DATASET CONTENT –
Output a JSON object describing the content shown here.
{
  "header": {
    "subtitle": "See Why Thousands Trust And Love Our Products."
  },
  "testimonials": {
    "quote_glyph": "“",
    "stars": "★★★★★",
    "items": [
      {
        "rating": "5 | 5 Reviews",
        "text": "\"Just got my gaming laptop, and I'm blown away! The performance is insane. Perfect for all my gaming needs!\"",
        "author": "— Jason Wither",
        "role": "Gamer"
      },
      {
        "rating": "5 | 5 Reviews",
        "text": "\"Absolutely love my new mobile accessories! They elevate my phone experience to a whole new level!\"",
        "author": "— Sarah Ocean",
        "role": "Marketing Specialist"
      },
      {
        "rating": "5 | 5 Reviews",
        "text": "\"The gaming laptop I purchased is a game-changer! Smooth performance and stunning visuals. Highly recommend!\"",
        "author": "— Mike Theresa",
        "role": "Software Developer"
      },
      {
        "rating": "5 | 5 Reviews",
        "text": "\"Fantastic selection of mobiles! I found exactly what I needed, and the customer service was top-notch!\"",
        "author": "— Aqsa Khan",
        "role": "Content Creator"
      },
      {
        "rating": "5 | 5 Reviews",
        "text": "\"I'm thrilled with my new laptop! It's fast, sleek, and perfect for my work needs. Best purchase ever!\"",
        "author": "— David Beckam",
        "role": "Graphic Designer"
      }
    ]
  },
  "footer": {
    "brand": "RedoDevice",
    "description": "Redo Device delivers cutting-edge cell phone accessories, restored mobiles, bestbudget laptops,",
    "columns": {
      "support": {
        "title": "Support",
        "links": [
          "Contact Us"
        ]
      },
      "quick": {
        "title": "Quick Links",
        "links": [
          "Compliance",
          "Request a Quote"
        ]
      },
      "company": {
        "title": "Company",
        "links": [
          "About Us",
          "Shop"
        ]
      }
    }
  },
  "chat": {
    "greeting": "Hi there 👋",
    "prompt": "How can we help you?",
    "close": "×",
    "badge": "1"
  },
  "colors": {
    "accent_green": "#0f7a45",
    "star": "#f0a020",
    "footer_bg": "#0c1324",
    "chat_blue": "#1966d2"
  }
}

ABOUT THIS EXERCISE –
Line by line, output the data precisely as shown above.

SOLUTION TO THIS EXERCISE –
Output a JSON object describing the content shown here.
{
  "header": {
    "subtitle": "See Why Thousands Trust And Love Our Products."
  },
  "testimonials": {
    "quote_glyph": "“",
    "stars": "★★★★★",
    "items": [
      {
        "rating": "5 | 5 Reviews",
        "text": "\"Just got my gaming laptop, and I'm blown away! The performance is insane. Perfect for all my gaming needs!\"",
        "author": "— Jason Wither",
        "role": "Gamer"
      },
      {
        "rating": "5 | 5 Reviews",
        "text": "\"Absolutely love my new mobile accessories! They elevate my phone experience to a whole new level!\"",
        "author": "— Sarah Ocean",
        "role": "Marketing Specialist"
      },
      {
        "rating": "5 | 5 Reviews",
        "text": "\"The gaming laptop I purchased is a game-changer! Smooth performance and stunning visuals. Highly recommend!\"",
        "author": "— Mike Theresa",
        "role": "Software Developer"
      },
      {
        "rating": "5 | 5 Reviews",
        "text": "\"Fantastic selection of mobiles! I found exactly what I needed, and the customer service was top-notch!\"",
        "author": "— Aqsa Khan",
        "role": "Content Creator"
      },
      {
        "rating": "5 | 5 Reviews",
        "text": "\"I'm thrilled with my new laptop! It's fast, sleek, and perfect for my work needs. Best purchase ever!\"",
        "author": "— David Beckam",
        "role": "Graphic Designer"
      }
    ]
  },
  "footer": {
    "brand": "RedoDevice",
    "description": "Redo Device delivers cutting-edge cell phone accessories, restored mobiles, bestbudget laptops,",
    "columns": {
      "support": {
        "title": "Support",
        "links": [
          "Contact Us"
        ]
      },
      "quick": {
        "title": "Quick Links",
        "links": [
          "Compliance",
          "Request a Quote"
        ]
      },
      "company": {
        "title": "Company",
        "links": [
          "About Us",
          "Shop"
        ]
      }
    }
  },
  "chat": {
    "greeting": "Hi there 👋",
    "prompt": "How can we help you?",
    "close": "×",
    "badge": "1"
  },
  "colors": {
    "accent_green": "#0f7a45",
    "star": "#f0a020",
    "footer_bg": "#0c1324",
    "chat_blue": "#1966d2"
  }
}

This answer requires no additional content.